Schools to ban energy drinks following NASUWT’s research

An article published on BBC News Health[1] has emerged, detailing that one of the UK’s largest teaching unions, NASUWT, is calling for a ban on energy drinks in schools nationwide. The beverages have been described as “readily available legal highs” due to their high caffeine levels, however the British Soft Drinks Association upholds that the drinks are safe for consumption.

Following research undertaken by academics from FUSE (Centre for Transitional Research in Public Health in the North East), children have admitted to purchasing energy drinks because they are “cheaper than water or pop”, with some costing as little as 25p and being readily available from vending machines, supermarkets and corner shops.

Many energy drinks are “not recommended for children”, with the European Food Safety Authority guidelines stating that an average 11-year-old should not consume more than 105mg caffeine per day.
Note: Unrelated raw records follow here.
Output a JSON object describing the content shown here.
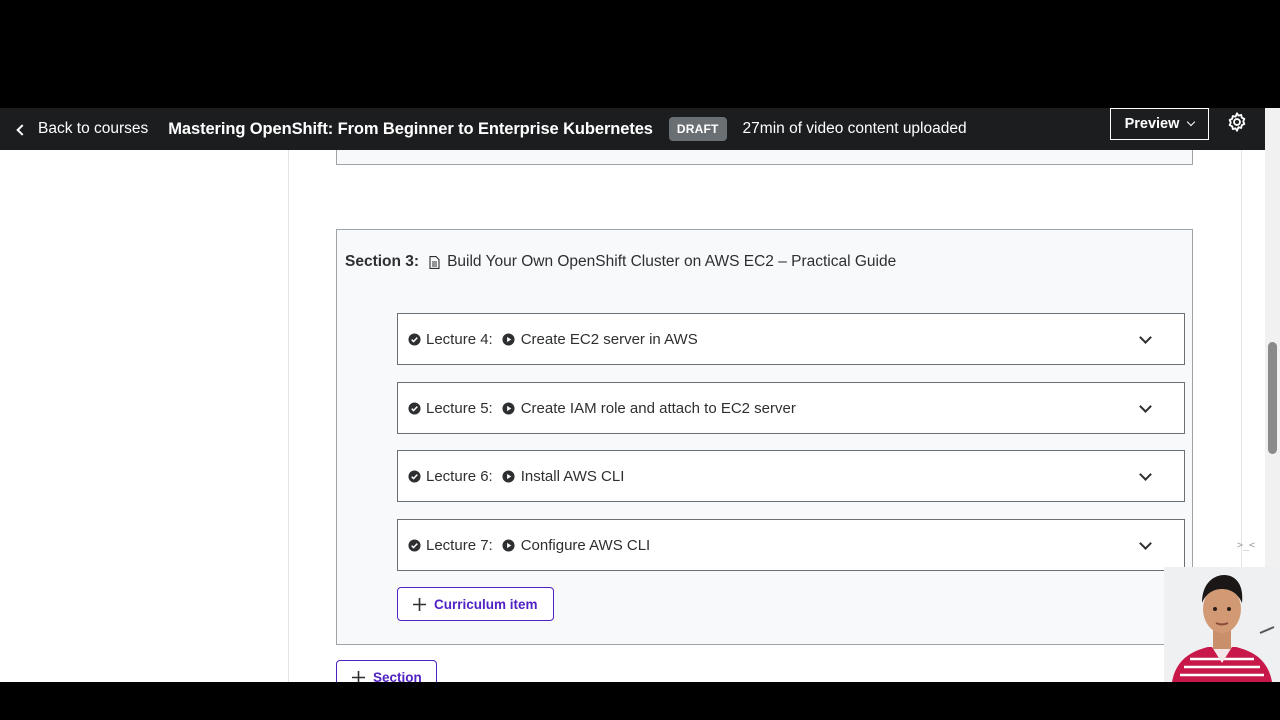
{
  "header": {
    "back_label": "Back to courses",
    "course_title": "Mastering OpenShift: From Beginner to Enterprise Kubernetes",
    "status_badge": "DRAFT",
    "upload_status": "27min of video content uploaded",
    "preview_label": "Preview"
  },
  "section": {
    "number_label": "Section 3:",
    "title": "Build Your Own OpenShift Cluster on AWS EC2 – Practical Guide",
    "lectures": [
      {
        "label": "Lecture 4:",
        "title": "Create EC2 server in AWS"
      },
      {
        "label": "Lecture 5:",
        "title": "Create IAM role and attach to EC2 server"
      },
      {
        "label": "Lecture 6:",
        "title": "Install AWS CLI"
      },
      {
        "label": "Lecture 7:",
        "title": "Configure AWS CLI"
      }
    ],
    "add_item_label": "Curriculum item"
  },
  "add_section_label": "Section",
  "colors": {
    "header_bg": "#1c1d1f",
    "accent_purple": "#5022c3",
    "section_bg": "#f7f9fa",
    "badge_bg": "#6a6f73"
  },
  "icons": {
    "back": "chevron-left-icon",
    "preview_dropdown": "chevron-down-icon",
    "settings": "gear-icon",
    "section_doc": "document-icon",
    "lecture_complete": "check-circle-icon",
    "lecture_video": "play-circle-icon",
    "expand": "chevron-down-icon",
    "add": "plus-icon"
  }
}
Research has shown that the caffeine content of a single 500ml can is 160mg and, therefore, these drinks are having a detrimental effect on the concentration and behaviour of children in the classroom.

Darren Northcott, NASUWT national official for education has stated: “We have always been clear that drinks with high levels of sugar should not be sold on school premises. It is time to look again at the School Food Standards, and the enforcement of the standards, to make sure that every school in the country is free of highly-caffeinated soft drinks, as well as those that are high in sugar.”